Australian Womankind Magazine: Searching for your future self (Launch Issue)
Issue 1: August – October 2015
When I was a little girl, I had the most spiritual experience of my life. To this day it brings tears to my eyes and yes I mean now whilst I am typing this up at 34 years of age. I should mention here my happy atheist upbringing yet with a grounding on western religious values.
Birthday girl in white looking at the camera is me…to my left in the red headband – Amanda Walker
Amanda and I were just 7 years old, I can remember this fact as for years I have rediscovered my little envelope kept in storage only to cause me to stop in my tracks at every house move and reflect. This envelope has a photograph of Amanda at my 7th birthday, a huge event in my life as a small person as it was the only birthday party I experienced until my 21st. With this treasured possession is a school diary-like booklet we were encouraged to keep at school and write in on Monday’s to share our weekend escapades at the very least. This has an excerpt in it about Amanda written by my 7 year old hand and two articles ripped out of the local paper by mum and dad and given to me within the year of this experience.
Amanda and I were in my Liverpool backyard playing around the above ground pool in our swimmers. She wore a navy blue one piece…I have no idea what costume I wore. We watched in wonderment as the first butterfly appeared. She put out her index finger and I was transfixed as I watched it alight upon this perch. As if this was not incredible enough already we giggled and equally hushed as more and more butterfly’s descended and landed on her costume. The light was around her, she was taller than me everyone was taller than me, so I had to raise my eyes which caused the light to pool around her face and shine through her brown hair. The butterflies just paused there covering her for a few moments and then one by one lifted off and floated away towards the light of the sun.
Natural Focus Photography – Jason Lindsay
I have always felt a chill when a butterfly appears a little too close for comfort toward anyone I love. A cousins wedding was particularly heinous as the happy couple opened a box, after their I do’s, and let out two butterflies who thankfully ascended up and away from the crowd of people I love. When I finally sighed out my relief and relaxed my neck from its unlikely angle, I found myself backed away from the other bridesmaids by several feet.
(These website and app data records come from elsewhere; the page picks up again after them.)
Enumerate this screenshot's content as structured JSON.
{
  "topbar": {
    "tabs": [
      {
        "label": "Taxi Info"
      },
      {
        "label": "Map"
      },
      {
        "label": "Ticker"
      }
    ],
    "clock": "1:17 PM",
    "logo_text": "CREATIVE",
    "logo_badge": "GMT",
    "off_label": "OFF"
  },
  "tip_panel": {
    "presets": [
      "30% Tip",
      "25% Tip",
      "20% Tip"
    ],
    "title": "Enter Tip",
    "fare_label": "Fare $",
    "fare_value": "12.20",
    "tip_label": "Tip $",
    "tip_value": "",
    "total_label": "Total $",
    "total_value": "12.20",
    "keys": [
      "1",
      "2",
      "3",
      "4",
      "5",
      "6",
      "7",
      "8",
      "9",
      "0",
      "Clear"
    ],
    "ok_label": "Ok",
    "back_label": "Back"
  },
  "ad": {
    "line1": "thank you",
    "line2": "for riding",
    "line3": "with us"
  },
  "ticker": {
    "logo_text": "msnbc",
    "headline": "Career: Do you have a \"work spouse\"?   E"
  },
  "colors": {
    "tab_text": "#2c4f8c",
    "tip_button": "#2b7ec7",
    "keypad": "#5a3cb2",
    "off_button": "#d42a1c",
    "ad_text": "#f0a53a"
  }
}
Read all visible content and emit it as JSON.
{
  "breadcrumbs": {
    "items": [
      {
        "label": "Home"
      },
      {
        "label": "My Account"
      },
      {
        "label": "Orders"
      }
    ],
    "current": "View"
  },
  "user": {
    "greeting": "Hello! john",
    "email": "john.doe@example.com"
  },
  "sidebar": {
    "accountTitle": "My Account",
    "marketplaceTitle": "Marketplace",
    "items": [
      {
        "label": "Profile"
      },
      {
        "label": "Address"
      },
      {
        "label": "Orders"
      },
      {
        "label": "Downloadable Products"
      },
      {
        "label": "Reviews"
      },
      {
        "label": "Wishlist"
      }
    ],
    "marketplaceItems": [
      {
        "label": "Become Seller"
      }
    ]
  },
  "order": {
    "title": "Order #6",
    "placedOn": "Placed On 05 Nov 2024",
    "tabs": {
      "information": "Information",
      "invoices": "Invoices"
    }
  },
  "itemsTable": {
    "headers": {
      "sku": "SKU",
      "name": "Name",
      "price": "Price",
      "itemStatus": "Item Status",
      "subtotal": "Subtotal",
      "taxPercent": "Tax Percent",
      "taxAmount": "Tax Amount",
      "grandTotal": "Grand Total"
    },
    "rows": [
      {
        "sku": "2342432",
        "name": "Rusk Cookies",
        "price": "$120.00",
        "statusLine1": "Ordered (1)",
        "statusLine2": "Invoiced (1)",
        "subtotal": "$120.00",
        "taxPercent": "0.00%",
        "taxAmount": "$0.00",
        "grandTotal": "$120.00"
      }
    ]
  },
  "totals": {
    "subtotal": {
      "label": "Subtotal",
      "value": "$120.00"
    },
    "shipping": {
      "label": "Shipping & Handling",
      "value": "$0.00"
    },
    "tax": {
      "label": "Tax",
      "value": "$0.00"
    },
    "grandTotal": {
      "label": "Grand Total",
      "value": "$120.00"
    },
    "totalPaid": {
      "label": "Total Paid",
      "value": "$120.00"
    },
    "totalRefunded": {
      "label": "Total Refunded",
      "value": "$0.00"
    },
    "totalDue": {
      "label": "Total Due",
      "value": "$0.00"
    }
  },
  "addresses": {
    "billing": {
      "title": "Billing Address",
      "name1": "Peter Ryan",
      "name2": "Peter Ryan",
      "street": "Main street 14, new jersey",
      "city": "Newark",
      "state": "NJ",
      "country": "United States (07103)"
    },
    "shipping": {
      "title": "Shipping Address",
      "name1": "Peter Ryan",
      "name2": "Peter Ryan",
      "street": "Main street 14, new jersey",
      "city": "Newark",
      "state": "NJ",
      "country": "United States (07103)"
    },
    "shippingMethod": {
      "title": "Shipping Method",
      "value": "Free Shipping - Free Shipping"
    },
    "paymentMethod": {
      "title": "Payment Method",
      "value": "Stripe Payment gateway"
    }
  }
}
Paul Jackson, Jo 2013, (http://www.artgallery.nsw.gov.au/prizes/archibald/2013/29374/)
Paul Jackson’s, Archibald 2013 finalist painting, Jo, caused another physically sickening reaction and had me backing away and into other viewers. ‘Jackson’s subject is Joanna Braithwaite, an artist known for her exploration of the interrelationships between animals and humans. She frequently combines objects, animals and humans in unexpected ways.’ ¹ In this painting however, Jo herself sits upon a corpse like figure of a human/beast its dead statuesque face staring unseeing directly toward the viewer and with body almost entirely covered by butterflies. More butterflies seemingly descend from the one gap in the clouds above and behind the foreground scene. Appearing to have originated or as born from or of the sun. The other surreal animal goings on in this image for me are only subliminal or act to emphasize the strangeness of my memory alignment to this image.
My associations of butterflies with death have always fascinated me. Here is a creature that is so unlike any other and which before my childhood friend was lost to me, was amazing for completely alternative reasons. Womankind magazine’s launching issue, Searching for Your Future Self, challenged my established discomforts with this innocent insect in a variety of ways. Firstly, the cover design by Tsevis Charis is a portrait of a woman made up of thousands of colourful butterflies somehow collaged perfectly to inform the contours of a face. I wanted this magazine, I knew right away that I wanted it but of course picked up the second edition properly and only held the first between index and thumb by the corner as though it might rear up and sting me.
After two years of university and a personal awakening attributed by new expansive knowledge and the associative questioning of my place and future in this world and indeed the Australian arts industry, have prepared me well for this magazine. I decided to suck it up. I would read the launching edition and reward myself with the second later, once I had read the first from front to back. I am half way through and compelled to write already. I felt it build and build and could not hold back any longer once I had read DBC Pierre’s article ‘Kismet’. In this article Pierre goes there, he unashamedly writes about a project with photographer Tobias Wenzel which situates writers at cemetery’s and in Pierre’s case, halfway inside a dug-out grave. The placement of this article within this butterfly themed magazine edition was just too potent to ignore as was his Mexican upbringing outlining the inherent fascination with death and oftentimes superstition and his thesis idea of Kismet, chance and coincidence.
My recent experiences of Kismet almost always involve reading. Chris Kraus, ‘I love dick’ (1997), Maura Reilly selected texts and I suspect Simone de Beauvoir, ‘The Second Sex’ (on order). So, ‘Searching for your future self’ is really well timed as indeed is Womankind magazine for this thirty something year old woman. Learning that intellect is the most attractive gift one can cultivate for herself and that it is not impossible to consider an affiliation with butterfly’s from a transformation perspective.